There are numerous causes for rear main seals that leak: insufficient lubrication at the sealing lip edge, shaft roughness, lip hardening, lip softening and so on. But what offends the racers and hot rodders most is the indignity of having to do the job twice, which is often a day wasted if the oil pan cannot be removed without raising the engine half-way out of the engine bay.
To this end Jon Kaase’s new rear main seal for 385-series big-block Fords is aimed at sealing it right first time.
Kaase Wins his 6th EMC Title

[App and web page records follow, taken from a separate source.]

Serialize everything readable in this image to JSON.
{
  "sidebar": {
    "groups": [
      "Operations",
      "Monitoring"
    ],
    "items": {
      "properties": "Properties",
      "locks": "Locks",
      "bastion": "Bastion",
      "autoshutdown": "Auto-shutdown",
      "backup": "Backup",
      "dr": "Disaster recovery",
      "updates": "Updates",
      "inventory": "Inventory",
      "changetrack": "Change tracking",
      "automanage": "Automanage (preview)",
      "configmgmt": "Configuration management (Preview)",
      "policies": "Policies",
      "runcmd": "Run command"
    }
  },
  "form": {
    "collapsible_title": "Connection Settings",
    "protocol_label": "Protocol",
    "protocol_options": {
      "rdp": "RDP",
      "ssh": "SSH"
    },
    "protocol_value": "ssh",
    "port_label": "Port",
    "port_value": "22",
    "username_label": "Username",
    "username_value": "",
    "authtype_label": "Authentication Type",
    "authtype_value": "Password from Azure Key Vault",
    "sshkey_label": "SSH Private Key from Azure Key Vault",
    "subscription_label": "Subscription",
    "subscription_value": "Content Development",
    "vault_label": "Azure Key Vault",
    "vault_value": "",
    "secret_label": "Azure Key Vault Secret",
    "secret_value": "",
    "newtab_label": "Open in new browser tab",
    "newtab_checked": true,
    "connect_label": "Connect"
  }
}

When legendary AMSOIL Engine Masters participant Jon Kaase considered the new Vintage V8 Class for the 2015 Challenge, he contemplated engine possibilities with the cold pragmatism of a serious competitor. One of the key requirements from Kaase’s perspective was the availability of an aluminum cylinder head. As Kaase explains, “An aluminum head allows almost unlimited modifications, and in an unlimited class like this year’s Vintage category, we wanted a head that can be machined and welded or modified.” Topping the Mummert heads is a custom adapter mating the heads to a tall Edelbrock small-block Chevy tunnel ram. The bottom end was built with a Bryant billet crank, Carrillo rods, and custom Diamond pistons. The result is a 400ci engine putting the squeeze on the mix at a 13.9:1 ratio. To work with the mushroom-tappet arrangement of the Ford Y-block, custom lifters were manufactured by Trend, with a Comp Cams billet flat tappet orchestrating the movement. Kaase custom-fabbed a long set of tri-Y headers and installed an MSD ignition system to light it off.
So what is the effect of all of these mods on this ancient Ford? How about numbers that would leave any builder of the latest hardware slack-jawed at the results. Torque started off strong at 526 lb-ft at the 3,000 rpm bottom of the test range, and twist only ramped up from there. Peak torque recorded measured 596 lb-ft at 4,600 rpm. On the power side, Kaase didn’t disappoint, with peak output showing 584 hp at just 5,500 rpm. That was plenty of power and torque over the rpm range to net a class-topping score.
JKRE supports Race for the Wounded
TO HONOR, EDUCATE, AND EMPOWER OUR WOUNDED COMBAT VETERANS.
TO HELP OUR WOUNDED COMBAT VETERANS INTEGRATE AND ADJUST BACK INTO SOCIETY THROUGH COMPETITION.
*RAISE AWARENESS TO THE CHALLENGES OUR WOUNDED VETERANS ARE FACED WITH ON A DAILY BASIS.
*CREATE AND FACILITATE A SUPPORT NETWORK FROM OUR LOCAL AND NATIONAL COMMUNITIES.
*TO HELP OUR WOUNDED COMBAT VETERANS ENJOY COMPETITION.
*TO FACILITATE COMPETITION, EDUCATION, AND EMPLOYMENT IN MOTOR SPORTS.